Pastor Alan gives a communion wafer to an older gentleman.

We are a church whose unity is in Jesus Christ, who gathers us around word and water, wine and bread… Central to our worship life is the presence of God through word and sacrament. The word proclaimed and the sacraments —both Holy Baptism and Holy Communion — are called the means of grace. We believe that Jesus Christ is present in these means through the power of the Holy Spirit.  – Evangelical Lutheran Church in America, 2016


Holy Communion

Lutherans believe that Jesus Christ is truly present in the meal we call Holy Communion, among other names. We believe that at Christ’s Last Supper, he took the bread and commanded his disciples to “take and eat.” Likewise, he took a cup of wine, blessed it by giving thanks, and gave it for them to drink.

The bread or communion wafer is distributed to the congregation by the presiding minister at the front of our sanctuary. There is an ancient fourth-century tradition for communicants to make their hands into a “throne” for the King of kings. This “throne” is made by placing the open right hand upon and across the left hand (forming a cross). Both hands are then used to bring the bread to the mouth.

The wine is distributed in one of two ways: individual cups or by Intinction, the process of receiving the bread or host and dipping it into the wine. Wine and grape juice are offered – wine is red, grape juice is golden.

All baptized persons (including children) are welcome to receive Holy Communion at Solomon’s altar. If you would prefer to simply receive a blessing instead of communion, please keep your hands folded in an “X” as you come forward.



Baptism is a significant part of our faith journey as we come from the baptismal waters to live a new life as children of God.

Our baptism sets us out on a lifelong journey that is characterized by our relationship to God, our relationship to our faith community, our relationships in our community and the wider world. Living our baptismal covenant means living a life of growth in the faith practices of discipleship.

The liturgy for the Affirmation of Baptism describes the faith practices that grow out of our baptism (Evangelical Lutheran Worship, page 236). We are to “…live among God’s faithful people; hear the word of God and share in the Lord’s Supper; proclaim the good news of God in Christ through word and deed; serve all people following the example of Jesus; and strive for justice and peace in all the earth.”

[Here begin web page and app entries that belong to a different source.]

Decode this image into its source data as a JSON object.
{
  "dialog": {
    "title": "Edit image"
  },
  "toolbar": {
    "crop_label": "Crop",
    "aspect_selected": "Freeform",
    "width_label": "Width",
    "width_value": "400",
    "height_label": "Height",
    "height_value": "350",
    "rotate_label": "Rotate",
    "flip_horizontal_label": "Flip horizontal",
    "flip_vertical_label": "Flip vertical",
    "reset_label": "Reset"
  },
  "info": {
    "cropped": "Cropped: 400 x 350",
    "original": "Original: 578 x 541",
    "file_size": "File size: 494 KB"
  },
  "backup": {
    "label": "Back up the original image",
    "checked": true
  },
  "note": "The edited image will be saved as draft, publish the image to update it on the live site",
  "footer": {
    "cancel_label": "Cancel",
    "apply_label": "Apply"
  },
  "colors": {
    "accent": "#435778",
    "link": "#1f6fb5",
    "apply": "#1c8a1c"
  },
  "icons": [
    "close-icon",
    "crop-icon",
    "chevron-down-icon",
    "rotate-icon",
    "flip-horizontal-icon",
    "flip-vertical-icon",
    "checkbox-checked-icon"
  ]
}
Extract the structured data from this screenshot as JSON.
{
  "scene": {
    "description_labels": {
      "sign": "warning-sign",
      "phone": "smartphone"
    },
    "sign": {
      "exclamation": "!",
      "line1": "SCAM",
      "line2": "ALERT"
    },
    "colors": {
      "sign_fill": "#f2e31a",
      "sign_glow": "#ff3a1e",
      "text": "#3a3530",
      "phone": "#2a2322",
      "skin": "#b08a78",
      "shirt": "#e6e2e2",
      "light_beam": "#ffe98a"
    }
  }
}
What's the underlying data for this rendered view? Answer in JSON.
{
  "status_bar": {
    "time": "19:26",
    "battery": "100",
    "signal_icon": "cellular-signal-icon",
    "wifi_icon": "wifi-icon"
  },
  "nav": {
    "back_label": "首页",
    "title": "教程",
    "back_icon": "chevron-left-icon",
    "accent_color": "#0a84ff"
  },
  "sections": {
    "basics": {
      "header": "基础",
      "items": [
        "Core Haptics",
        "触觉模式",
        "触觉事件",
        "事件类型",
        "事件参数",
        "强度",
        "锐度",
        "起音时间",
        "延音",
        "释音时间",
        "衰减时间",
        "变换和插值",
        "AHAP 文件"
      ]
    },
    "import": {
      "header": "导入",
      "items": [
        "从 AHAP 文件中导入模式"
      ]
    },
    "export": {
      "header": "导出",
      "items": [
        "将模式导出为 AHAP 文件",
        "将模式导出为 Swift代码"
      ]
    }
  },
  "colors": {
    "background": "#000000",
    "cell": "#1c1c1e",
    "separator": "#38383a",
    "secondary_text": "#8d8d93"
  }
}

Confirmation is a re-affirmation of the saving work God has done already in Holy Baptism.  It has been our congregational practice to confirm young persons as members of Christ’ Church on Reformation Sunday, (The last Sunday in October) during their freshmen year of  high school.  Confirmation typically happens after completing 2 years of instruction from Martin Luther’s Small Catechism during grades 7-8. Adults who have not been confirmed or were raised in non-Lutheran traditions should receive catechism (instruction in the faith) before becoming members of Solomon Church.